David J Lohman* 1, Djunijanti Peggie 2, Naomi E Pierce 3 and Rudolf Meier 1
Address: 1 Department of Biological Sciences, National University of Singapore, 14 Science Drive 4, Singapore 117543, Republic of Singapore, 2 Division of Zoology, Research Centre for Biology-LIPI, Jl. Raya Jakarta-Bogor Km. 46, Cibinong-Bogor 16911, Indonesia and 3 Museum of Comparative Zoology, Harvard University, 26 Oxford St., Cambridge, Massachusetts 02138, USA
Background: Evolutionary genetics provides a rich theoretical framework for empirical studies of phylogeography. Investigations of intraspecific genetic variation can uncover new putative species while allowing inference into the evolutionary origin and history of extant populations. With a distribution on four continents ranging throughout most of the Old World, Lampides boeticus (Lepidoptera: Lycaenidae) is one of the most widely distributed species of butterfly. It is placed in a monotypic genus with no commonly accepted subspecies. Here, we investigate the demographic history and taxonomic status of this widespread species, and screen for the presence or absence of the bacterial endosymbiont Wolbachia.

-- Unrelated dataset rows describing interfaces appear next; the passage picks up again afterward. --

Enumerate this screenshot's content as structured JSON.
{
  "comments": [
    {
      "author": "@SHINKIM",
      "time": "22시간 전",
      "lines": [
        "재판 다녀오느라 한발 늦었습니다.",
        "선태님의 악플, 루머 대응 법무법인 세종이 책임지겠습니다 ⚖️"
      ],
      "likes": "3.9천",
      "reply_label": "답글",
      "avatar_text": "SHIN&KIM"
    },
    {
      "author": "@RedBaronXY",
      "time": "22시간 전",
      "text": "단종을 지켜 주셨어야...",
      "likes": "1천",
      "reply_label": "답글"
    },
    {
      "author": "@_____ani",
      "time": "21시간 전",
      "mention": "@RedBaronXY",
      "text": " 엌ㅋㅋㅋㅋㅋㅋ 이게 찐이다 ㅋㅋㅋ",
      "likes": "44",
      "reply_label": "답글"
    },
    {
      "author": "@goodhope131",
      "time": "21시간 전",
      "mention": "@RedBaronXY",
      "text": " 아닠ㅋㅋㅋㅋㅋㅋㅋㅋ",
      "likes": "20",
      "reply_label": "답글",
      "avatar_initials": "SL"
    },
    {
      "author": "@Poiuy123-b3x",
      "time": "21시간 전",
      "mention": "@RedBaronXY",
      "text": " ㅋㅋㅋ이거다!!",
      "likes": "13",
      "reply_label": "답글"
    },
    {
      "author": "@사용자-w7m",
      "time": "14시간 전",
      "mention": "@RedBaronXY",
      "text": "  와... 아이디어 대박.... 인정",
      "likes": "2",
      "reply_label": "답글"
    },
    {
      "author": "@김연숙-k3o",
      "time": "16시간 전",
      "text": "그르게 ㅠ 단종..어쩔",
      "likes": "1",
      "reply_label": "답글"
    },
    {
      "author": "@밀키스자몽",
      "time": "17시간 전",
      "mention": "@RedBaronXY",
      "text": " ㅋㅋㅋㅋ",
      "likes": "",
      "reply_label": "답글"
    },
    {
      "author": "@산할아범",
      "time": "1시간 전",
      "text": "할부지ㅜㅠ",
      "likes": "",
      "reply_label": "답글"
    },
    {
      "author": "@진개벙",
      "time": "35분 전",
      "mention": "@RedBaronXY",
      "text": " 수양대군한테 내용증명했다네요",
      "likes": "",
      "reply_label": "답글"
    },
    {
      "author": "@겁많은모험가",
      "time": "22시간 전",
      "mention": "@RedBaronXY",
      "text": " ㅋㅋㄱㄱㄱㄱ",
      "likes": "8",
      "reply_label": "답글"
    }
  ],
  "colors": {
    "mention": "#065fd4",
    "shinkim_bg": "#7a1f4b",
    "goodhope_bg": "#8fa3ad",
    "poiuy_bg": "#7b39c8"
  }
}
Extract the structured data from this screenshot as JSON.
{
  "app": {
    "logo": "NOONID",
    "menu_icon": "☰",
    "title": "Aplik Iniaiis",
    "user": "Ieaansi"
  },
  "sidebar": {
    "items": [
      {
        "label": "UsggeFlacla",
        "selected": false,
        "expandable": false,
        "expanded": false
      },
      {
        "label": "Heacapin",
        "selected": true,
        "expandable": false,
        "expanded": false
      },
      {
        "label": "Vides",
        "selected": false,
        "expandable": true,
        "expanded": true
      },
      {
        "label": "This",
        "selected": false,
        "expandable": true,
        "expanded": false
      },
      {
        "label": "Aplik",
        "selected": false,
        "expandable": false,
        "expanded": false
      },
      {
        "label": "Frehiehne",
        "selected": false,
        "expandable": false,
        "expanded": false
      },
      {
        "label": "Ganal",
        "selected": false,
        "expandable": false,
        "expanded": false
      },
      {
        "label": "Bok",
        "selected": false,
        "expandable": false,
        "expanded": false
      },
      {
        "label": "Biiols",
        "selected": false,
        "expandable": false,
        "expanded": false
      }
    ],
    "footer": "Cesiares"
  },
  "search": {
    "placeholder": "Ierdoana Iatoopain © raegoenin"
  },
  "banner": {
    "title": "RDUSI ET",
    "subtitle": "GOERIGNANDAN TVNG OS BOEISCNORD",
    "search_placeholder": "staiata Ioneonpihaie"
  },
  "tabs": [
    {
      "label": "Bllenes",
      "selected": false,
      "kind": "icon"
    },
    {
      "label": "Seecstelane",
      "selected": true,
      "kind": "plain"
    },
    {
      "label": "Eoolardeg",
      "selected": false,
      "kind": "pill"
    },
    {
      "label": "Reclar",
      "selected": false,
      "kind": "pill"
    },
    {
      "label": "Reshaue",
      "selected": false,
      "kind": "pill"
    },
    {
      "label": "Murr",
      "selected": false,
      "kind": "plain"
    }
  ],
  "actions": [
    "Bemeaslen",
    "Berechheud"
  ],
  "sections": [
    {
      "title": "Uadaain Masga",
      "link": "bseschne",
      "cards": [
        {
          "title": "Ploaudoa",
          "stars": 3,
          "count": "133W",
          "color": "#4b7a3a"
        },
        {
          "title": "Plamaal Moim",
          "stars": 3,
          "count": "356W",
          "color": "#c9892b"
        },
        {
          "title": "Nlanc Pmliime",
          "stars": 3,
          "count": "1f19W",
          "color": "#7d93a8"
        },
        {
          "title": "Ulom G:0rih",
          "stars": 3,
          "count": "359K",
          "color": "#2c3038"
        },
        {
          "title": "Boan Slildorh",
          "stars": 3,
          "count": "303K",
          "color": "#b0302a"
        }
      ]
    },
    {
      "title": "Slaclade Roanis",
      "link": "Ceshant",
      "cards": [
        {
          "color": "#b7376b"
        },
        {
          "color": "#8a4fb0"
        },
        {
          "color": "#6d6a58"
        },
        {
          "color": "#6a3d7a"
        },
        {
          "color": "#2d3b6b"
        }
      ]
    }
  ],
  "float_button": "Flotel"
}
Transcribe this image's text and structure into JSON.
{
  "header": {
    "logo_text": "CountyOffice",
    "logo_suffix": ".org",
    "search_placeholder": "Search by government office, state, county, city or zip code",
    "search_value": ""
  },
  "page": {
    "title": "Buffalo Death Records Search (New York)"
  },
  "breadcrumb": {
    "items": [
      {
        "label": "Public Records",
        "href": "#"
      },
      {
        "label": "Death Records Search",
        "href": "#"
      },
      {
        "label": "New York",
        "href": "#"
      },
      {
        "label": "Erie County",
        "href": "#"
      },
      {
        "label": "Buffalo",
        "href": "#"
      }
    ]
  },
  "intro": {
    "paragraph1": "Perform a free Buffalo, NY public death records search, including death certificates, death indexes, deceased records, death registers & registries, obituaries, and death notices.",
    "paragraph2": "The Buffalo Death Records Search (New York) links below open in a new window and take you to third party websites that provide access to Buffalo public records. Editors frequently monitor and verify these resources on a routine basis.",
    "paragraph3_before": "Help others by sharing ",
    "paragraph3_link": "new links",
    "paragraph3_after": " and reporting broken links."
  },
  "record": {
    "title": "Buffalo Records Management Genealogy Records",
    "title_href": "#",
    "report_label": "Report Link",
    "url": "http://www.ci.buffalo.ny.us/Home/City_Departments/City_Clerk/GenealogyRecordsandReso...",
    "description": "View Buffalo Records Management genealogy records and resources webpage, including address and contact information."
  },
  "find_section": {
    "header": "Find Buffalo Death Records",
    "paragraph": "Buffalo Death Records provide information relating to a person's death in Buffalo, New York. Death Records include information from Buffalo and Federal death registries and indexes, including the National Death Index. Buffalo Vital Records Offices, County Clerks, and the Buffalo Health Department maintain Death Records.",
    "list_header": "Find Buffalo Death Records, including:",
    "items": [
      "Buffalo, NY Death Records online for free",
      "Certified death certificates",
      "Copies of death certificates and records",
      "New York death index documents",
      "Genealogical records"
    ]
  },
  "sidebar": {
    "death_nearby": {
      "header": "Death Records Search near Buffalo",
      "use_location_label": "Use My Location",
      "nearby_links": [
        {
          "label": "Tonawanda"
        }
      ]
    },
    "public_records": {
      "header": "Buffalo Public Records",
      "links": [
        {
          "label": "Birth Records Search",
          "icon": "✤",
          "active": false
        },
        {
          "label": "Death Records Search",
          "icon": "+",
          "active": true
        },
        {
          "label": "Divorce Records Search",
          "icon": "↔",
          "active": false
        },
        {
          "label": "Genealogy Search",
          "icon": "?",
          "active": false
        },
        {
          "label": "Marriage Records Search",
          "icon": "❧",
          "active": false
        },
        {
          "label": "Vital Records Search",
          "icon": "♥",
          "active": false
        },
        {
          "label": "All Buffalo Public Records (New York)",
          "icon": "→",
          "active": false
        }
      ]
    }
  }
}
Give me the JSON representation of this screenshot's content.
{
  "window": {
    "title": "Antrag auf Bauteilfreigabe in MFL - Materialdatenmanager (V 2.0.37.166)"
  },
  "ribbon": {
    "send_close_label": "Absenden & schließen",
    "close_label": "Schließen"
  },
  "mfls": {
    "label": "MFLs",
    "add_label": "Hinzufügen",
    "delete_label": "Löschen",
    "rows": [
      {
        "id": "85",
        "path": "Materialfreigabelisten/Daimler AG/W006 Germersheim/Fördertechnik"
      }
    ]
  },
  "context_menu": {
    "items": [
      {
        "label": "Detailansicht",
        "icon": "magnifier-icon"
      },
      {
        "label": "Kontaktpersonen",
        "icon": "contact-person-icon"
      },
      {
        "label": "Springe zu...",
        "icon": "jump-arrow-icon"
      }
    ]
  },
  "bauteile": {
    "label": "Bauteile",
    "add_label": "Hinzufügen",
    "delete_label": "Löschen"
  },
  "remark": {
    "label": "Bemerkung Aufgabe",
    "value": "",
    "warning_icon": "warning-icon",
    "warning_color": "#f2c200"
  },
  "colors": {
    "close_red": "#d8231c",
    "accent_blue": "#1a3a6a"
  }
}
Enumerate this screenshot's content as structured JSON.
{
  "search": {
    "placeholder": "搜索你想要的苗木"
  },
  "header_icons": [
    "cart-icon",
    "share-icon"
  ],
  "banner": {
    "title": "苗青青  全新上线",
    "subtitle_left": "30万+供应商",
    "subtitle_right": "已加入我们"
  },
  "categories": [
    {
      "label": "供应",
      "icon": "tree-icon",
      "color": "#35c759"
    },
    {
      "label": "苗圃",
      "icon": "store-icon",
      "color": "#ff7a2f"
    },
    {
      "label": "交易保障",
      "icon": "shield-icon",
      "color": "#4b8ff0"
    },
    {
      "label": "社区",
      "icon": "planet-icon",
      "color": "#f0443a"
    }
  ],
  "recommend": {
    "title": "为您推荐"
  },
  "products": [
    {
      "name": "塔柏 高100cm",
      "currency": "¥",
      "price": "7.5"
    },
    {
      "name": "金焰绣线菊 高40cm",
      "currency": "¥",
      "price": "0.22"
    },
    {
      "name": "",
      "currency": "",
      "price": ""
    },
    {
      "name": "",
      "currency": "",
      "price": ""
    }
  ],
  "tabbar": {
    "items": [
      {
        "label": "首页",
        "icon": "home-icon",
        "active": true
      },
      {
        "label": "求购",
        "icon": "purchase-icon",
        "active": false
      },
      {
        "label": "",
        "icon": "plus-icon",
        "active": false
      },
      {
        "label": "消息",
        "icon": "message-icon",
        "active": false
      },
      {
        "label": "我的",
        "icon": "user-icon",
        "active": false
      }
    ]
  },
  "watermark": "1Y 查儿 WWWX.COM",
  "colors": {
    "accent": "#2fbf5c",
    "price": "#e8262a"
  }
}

Results: We performed phylogenetic, population genetic, and phylogeographic analyses using 1799 bp of mitochondrial sequence data from 57 specimens collected throughout the species' range. Most of the samples (>90%) were nearly genetically identical, with uncorrected pairwise sequence differences of 0 – 0.5% across geographic distances > 9,000 km. However, five samples from central Thailand, Madagascar, northern Australia and the Moluccas formed two divergent clades differing from the majority of samples by uncorrected pairwise distances ranging from 1.79 – 2.21%. Phylogenetic analyses suggest that L. boeticus is almost certainly monophyletic, with all sampled genes coalescing well after the divergence from three closely related taxa included for outgroup comparisons. Analyses of molecular diversity indicate that most L.. boeticus individuals in extant populations are descended from one or two relatively recent population bottlenecks.
Conclusion: The combined analyses suggest a scenario in which the most recent common ancestor of L. boeticus and its sister taxon lived in the African region approximately 7 Mya; extant lineages of L. boeticus began spreading throughout the Old World at least 1.5 Mya. More recently, expansion after population bottlenecks approximately 1.4 Mya seem to have displaced most of the ancestral polymorphism throughout its range, though at least two early-branching lineages still persist. One of these lineages, in northern Australia and the Moluccas, may have experienced accelerated differentiation due to infection with the bacterial endosymbiont Wolbachia, which affects reproduction. Examination of a haplotype network suggests that Australia has been colonized by the species several times. While there is little evidence for the existence of morphologically cryptic species, these results suggest a complex history affected by repeated dispersal events.